A look at the web’s most popular sites is similarly telling. More than half of Facebook’s roughly 1.7 billion monthly users visit the site exclusively from their smartphones—that’s 894 million mobile-only users each month, up from 581 million such users last year and 341 million mobile-only users in 2014, according to the company’s latest earnings report.

Google confirmed last year that more searches come from mobile devices than computers in 10 countries, including the United States. Over the holiday season, Amazon said more than 60 percent of shoppers used mobile. And Wikipedia, which recently revamped the way it tracks site traffic, says it’s getting more mobile than desktop visits to its English language site.

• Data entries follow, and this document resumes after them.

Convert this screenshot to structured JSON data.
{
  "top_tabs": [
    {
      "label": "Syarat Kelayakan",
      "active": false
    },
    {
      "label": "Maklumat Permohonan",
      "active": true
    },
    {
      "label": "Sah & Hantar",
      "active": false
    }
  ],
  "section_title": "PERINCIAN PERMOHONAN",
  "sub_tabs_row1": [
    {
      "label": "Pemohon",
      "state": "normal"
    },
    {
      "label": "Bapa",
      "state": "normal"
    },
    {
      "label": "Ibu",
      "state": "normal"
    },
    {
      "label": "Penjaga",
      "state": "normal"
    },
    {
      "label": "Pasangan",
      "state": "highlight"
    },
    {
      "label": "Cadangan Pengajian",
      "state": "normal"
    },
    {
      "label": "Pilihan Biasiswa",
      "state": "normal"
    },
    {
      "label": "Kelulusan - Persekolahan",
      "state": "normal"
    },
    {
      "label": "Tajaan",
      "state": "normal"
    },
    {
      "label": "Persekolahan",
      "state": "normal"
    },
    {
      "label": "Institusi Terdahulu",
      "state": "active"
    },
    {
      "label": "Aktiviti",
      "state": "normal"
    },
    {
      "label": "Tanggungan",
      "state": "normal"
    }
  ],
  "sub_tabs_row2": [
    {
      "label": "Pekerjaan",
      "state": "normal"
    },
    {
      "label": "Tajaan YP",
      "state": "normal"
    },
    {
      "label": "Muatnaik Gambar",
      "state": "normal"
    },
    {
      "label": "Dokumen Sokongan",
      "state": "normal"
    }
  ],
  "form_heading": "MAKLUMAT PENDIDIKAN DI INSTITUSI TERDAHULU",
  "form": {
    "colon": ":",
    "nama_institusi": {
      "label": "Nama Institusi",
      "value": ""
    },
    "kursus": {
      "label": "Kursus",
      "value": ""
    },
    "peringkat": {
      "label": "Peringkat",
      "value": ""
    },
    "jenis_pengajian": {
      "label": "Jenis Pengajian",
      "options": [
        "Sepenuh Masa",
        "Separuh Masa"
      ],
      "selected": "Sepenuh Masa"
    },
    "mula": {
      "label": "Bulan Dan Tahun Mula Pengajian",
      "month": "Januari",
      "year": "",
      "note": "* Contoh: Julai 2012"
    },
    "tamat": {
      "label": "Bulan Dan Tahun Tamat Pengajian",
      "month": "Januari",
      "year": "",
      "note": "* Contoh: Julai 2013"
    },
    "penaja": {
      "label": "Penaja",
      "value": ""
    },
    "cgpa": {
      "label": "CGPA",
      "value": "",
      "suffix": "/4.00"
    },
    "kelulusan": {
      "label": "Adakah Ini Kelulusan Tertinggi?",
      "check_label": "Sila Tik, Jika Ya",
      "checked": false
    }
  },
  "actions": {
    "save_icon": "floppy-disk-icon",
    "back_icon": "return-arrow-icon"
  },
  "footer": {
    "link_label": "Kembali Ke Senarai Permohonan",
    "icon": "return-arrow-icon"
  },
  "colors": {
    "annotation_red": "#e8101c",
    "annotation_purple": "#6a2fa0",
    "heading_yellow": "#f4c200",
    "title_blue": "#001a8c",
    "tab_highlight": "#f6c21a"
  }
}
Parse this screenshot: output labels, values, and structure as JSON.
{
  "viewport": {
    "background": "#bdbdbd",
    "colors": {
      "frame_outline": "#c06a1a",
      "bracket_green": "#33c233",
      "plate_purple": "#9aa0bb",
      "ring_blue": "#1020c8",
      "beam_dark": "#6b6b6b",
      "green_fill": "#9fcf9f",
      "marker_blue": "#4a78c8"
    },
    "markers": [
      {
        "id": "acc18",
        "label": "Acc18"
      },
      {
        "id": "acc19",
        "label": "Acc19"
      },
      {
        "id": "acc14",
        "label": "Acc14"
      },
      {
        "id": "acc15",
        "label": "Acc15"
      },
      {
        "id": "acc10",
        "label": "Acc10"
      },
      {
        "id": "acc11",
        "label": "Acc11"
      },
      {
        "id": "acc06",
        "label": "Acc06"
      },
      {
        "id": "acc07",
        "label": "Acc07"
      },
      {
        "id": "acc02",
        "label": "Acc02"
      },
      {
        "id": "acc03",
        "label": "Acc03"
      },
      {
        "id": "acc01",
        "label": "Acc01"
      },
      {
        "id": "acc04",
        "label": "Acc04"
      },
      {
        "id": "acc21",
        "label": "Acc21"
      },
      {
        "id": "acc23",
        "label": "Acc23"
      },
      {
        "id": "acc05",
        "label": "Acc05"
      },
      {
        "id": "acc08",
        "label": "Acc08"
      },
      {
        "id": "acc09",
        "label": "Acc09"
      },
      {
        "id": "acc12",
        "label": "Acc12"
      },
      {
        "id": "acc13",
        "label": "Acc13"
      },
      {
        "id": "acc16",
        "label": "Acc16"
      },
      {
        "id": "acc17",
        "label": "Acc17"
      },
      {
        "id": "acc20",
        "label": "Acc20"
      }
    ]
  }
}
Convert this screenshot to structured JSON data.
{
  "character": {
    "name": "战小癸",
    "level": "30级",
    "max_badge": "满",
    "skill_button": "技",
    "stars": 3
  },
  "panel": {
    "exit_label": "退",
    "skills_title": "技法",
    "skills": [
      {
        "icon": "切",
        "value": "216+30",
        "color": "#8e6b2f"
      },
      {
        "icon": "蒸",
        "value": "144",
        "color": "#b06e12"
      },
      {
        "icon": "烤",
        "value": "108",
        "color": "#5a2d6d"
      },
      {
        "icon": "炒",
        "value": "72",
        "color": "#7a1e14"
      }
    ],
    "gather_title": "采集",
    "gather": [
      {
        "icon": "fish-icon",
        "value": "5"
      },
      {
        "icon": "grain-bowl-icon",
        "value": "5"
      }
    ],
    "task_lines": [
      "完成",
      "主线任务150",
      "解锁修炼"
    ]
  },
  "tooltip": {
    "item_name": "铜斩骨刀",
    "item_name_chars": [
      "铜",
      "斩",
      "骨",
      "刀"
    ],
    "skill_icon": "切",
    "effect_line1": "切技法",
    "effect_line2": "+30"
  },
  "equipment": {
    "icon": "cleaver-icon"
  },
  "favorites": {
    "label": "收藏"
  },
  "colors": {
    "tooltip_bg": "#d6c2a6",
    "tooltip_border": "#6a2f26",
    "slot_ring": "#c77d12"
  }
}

In April, Wikipedia had about 361 million unique visits from smartphones and tablets compared with some 229 million from desktops—meaning roughly 61 percent of traffic to the English-language version of Wikipedia came from mobile devices, according to data provided by a spokeswoman.

The trend toward mobile-only is likely to continue. Last month, the audience-tracking firm Nielsen found that smartphones are the most-used medium in the United States—beating out television, radio, and desktops, even though more Americans own TVs and radios than smartphones.

“Consumers carry their phones everywhere,” said Glenn Enoch, a vice president at Nielsen, in a statement about the findings. “High penetration plus portability and customized functionality have made them a staple of consumers’ media diet.”